Polish lawmakers pass bill seen as limiting media freedom
WARSAW, Poland (AP) — Poland’s parliament voted Wednesday in favor of a bill that would force Discovery Inc., the U.S. owner of Poland’s largest private television network, to sell its Polish holdings and is widely viewed as an attack on media independence in Poland.
The draft legislation would prevent non-European owners from having controlling stakes in Polish media companies. In practice, it only affects TVN, which includes TVN24, an all-news station that is critical of the nationalist right-wing government and has exposed wrongdoing by Polish authorities.
Lawmakers voted 228-216 to pass the legislation, with 10 abstentions.
The bill must still go to the Senate, where the opposition has a slim majority. The upper house can suggest changes and delay the bill’s passage, but the lower house can ultimately pass it as it wishes. It would then go to President Andrzej Duda, an ally of the right-wing government.
Discovery said it was “extremely concerned” and appealed to the Senate and Duda to oppose the project. “Poland’s future as a democratic country in the international arena and its credibility in the eyes of investors depend on this,” it said.
The vote in parliament followed two days of political upheaval that saw the prime minister on Tuesday fire a deputy prime minister who opposed the media bill.
The ruling party appeared earlier Wednesday not to have the votes, but found them after all.
There was also tension on the street after the vote, with protesters gathering in front of parliament. Some clashed with police and were detained.
The media bill is viewed as a crucial test for the survival of independent news outlets in the former communist nation, coming six years into the rule of a populist government that has chipped away at media and judicial independence.
The ruling party has long sought to nationalize media in foreign hands, arguing it is necessary for national security. Ejecting TVN’s American owner from Poland’s media market would be a huge victory for the government, coming after the state oil company last year bought a large private media group.
Its political opponents, however, believe that TVN’s independence is tantamount to saving media freedom and see the survival of Poland’s democracy as being on the line.
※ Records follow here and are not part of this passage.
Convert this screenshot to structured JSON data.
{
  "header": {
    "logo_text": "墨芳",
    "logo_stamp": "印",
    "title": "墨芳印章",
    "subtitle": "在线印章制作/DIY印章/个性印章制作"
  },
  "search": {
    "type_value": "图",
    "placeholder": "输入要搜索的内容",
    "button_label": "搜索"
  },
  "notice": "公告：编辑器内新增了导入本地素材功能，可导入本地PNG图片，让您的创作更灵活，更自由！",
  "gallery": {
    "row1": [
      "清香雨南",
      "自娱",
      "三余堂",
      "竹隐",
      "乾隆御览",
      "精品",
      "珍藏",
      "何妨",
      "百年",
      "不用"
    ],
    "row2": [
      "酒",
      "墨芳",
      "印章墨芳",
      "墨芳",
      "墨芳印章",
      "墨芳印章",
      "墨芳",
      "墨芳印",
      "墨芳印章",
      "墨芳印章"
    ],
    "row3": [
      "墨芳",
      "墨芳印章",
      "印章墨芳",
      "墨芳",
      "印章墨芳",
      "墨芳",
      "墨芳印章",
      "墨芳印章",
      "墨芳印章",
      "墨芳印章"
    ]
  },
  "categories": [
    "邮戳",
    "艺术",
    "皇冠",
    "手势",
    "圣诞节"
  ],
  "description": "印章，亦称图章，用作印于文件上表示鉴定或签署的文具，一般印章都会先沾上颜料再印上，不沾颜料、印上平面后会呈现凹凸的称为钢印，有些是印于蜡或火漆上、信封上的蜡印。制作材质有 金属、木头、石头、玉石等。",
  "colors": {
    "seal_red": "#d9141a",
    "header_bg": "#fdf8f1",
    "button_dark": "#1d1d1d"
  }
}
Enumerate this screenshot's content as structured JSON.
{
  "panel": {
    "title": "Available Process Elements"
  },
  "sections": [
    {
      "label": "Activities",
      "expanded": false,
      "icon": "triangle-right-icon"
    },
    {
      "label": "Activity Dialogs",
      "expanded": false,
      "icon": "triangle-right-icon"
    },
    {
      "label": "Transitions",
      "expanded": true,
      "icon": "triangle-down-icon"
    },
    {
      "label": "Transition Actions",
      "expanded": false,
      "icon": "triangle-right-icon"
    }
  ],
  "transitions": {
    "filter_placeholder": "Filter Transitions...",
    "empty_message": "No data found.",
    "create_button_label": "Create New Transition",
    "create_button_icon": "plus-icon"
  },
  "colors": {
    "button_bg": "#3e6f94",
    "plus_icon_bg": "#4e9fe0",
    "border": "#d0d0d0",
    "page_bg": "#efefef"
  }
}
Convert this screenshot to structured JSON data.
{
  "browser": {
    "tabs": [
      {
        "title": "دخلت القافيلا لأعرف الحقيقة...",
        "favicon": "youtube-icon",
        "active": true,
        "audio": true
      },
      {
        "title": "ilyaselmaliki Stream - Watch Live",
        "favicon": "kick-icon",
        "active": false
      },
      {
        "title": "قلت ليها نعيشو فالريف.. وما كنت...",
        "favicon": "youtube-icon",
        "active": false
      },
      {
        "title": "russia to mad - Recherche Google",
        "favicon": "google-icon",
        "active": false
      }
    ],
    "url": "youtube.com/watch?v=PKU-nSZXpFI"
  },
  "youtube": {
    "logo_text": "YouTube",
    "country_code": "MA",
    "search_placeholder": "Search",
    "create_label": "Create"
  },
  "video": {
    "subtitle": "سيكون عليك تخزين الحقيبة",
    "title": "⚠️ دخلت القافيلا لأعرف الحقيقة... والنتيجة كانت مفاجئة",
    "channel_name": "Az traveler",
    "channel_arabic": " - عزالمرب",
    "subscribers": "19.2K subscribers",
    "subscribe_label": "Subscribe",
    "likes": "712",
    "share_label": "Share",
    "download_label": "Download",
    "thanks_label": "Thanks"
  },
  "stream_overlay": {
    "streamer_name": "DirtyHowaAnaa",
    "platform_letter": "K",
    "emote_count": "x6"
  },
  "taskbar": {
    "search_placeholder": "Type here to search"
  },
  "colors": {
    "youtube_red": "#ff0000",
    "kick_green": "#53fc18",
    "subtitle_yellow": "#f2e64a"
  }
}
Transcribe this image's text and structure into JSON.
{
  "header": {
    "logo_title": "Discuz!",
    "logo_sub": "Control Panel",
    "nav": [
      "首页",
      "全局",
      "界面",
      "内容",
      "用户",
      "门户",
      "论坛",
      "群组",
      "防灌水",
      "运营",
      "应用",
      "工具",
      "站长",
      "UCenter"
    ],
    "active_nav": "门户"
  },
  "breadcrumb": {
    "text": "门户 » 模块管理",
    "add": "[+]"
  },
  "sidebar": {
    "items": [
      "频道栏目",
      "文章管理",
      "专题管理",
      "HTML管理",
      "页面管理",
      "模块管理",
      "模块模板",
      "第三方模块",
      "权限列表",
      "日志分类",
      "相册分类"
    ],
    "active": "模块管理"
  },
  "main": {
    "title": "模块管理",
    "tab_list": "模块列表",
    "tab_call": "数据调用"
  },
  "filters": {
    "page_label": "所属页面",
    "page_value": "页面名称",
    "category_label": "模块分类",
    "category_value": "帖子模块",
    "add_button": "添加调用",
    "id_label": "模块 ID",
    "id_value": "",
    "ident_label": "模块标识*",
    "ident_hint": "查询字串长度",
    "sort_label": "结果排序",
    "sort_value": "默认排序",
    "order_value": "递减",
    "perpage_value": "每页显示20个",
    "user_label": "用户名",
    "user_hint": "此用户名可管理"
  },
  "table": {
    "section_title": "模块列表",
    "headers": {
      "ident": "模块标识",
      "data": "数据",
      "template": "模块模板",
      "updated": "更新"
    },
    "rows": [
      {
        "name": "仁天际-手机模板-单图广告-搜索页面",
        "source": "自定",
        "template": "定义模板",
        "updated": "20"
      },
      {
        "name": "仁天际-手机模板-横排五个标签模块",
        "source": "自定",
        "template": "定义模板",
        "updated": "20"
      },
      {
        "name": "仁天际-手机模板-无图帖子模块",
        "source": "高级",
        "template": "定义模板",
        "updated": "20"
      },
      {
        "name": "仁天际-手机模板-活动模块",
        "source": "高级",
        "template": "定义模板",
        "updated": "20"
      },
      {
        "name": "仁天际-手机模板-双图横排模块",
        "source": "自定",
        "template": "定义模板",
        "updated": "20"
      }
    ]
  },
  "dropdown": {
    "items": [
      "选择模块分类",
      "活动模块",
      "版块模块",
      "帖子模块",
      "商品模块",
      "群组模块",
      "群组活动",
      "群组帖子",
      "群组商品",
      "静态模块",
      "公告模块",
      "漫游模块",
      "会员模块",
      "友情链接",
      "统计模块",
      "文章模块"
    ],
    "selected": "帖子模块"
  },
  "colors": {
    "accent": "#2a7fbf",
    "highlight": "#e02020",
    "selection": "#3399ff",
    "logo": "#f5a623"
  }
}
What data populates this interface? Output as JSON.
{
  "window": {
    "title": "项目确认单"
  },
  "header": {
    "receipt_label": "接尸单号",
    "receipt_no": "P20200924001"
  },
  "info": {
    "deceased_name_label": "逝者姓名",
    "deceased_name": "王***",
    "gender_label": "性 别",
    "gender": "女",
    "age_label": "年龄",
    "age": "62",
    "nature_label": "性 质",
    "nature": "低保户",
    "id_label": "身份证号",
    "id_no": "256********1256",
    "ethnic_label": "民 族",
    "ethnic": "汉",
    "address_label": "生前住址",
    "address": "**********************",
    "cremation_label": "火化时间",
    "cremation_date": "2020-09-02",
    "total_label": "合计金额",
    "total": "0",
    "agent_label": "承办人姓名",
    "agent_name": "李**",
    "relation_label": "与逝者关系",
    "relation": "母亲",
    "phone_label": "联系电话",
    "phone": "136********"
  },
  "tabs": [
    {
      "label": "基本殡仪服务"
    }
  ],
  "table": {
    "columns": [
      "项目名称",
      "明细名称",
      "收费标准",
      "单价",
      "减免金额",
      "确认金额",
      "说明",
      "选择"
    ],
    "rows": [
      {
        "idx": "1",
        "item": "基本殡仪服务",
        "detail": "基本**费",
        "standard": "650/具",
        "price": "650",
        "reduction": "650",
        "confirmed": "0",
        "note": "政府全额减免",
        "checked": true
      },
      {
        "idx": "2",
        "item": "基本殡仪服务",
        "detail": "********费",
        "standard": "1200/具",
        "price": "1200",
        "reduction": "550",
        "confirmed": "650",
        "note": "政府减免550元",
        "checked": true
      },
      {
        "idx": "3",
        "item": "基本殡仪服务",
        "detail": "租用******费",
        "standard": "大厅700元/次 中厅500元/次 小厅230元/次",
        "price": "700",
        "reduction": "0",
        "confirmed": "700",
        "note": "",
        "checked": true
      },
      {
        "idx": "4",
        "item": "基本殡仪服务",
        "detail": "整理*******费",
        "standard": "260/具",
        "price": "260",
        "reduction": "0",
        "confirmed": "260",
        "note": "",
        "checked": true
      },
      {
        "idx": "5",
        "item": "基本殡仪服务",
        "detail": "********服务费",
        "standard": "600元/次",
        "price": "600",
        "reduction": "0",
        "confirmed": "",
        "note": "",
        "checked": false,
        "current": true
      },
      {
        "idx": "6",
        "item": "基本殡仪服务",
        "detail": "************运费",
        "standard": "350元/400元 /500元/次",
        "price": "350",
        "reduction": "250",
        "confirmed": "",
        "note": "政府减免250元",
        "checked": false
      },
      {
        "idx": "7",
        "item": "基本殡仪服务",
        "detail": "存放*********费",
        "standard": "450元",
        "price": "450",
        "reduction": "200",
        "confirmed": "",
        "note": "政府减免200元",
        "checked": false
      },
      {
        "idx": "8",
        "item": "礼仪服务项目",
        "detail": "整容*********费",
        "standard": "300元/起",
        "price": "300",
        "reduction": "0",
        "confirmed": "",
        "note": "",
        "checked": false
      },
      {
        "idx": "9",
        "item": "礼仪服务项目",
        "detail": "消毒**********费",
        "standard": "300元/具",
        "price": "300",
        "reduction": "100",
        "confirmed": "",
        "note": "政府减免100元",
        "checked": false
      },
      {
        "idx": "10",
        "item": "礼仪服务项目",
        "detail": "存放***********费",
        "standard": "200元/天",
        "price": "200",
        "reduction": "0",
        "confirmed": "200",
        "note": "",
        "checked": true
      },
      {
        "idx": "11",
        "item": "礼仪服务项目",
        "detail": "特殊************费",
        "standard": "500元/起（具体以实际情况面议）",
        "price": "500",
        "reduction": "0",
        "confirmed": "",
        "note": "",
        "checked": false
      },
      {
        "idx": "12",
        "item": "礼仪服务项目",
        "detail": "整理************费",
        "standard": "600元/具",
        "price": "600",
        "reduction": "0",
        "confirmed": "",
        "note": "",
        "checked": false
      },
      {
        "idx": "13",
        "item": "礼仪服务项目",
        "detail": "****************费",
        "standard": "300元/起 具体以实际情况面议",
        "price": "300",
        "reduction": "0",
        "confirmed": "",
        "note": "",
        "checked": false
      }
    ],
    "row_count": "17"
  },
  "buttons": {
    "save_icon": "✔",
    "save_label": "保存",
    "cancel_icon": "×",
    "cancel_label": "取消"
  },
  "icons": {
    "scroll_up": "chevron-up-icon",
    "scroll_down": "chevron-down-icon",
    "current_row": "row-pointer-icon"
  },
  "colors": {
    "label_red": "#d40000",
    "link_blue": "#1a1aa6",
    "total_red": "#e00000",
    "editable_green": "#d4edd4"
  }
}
TVN’s all-news station TVN24 is a key source of news for many Poles but it is also a thorn in the government’s side. It is often critical and exposes wrongdoing by officials. The government’s supporters consider it biased and unfairly critical.
Government critics have long feared that Poland was following a path set by Hungary, where Prime Minister Viktor Orban has gained near-total control over the media as private outlets have either folded or come under the control of the leader’s allies.
TVN represents the largest ever U.S. investment in Poland. The company was bought for $2 billion by another U.S. company, Scripps Networks Interactive, which was later acquired by Discovery.
The draft bill was adding to strain between Poland and the United States.
On Wednesday, the parliament also passed another bill opposed by the U.S. and Israel — a law that would prevent former Polish property owners, among them Holocaust survivors and their heirs, from regaining property expropriated by the country’s communist regime.
U.S. Secretary of State Antony Blinken said in a statement Wednesday that the United States was “deeply troubled” by the legislation targeting TVM.
“Poland has worked for decades to foster a vibrant and free media,” Blinken said. “This draft legislation would significantly weaken the media environment the Polish people have worked so long to build.”
AP Diplomatic Writer Matthew Lee contributed to this report.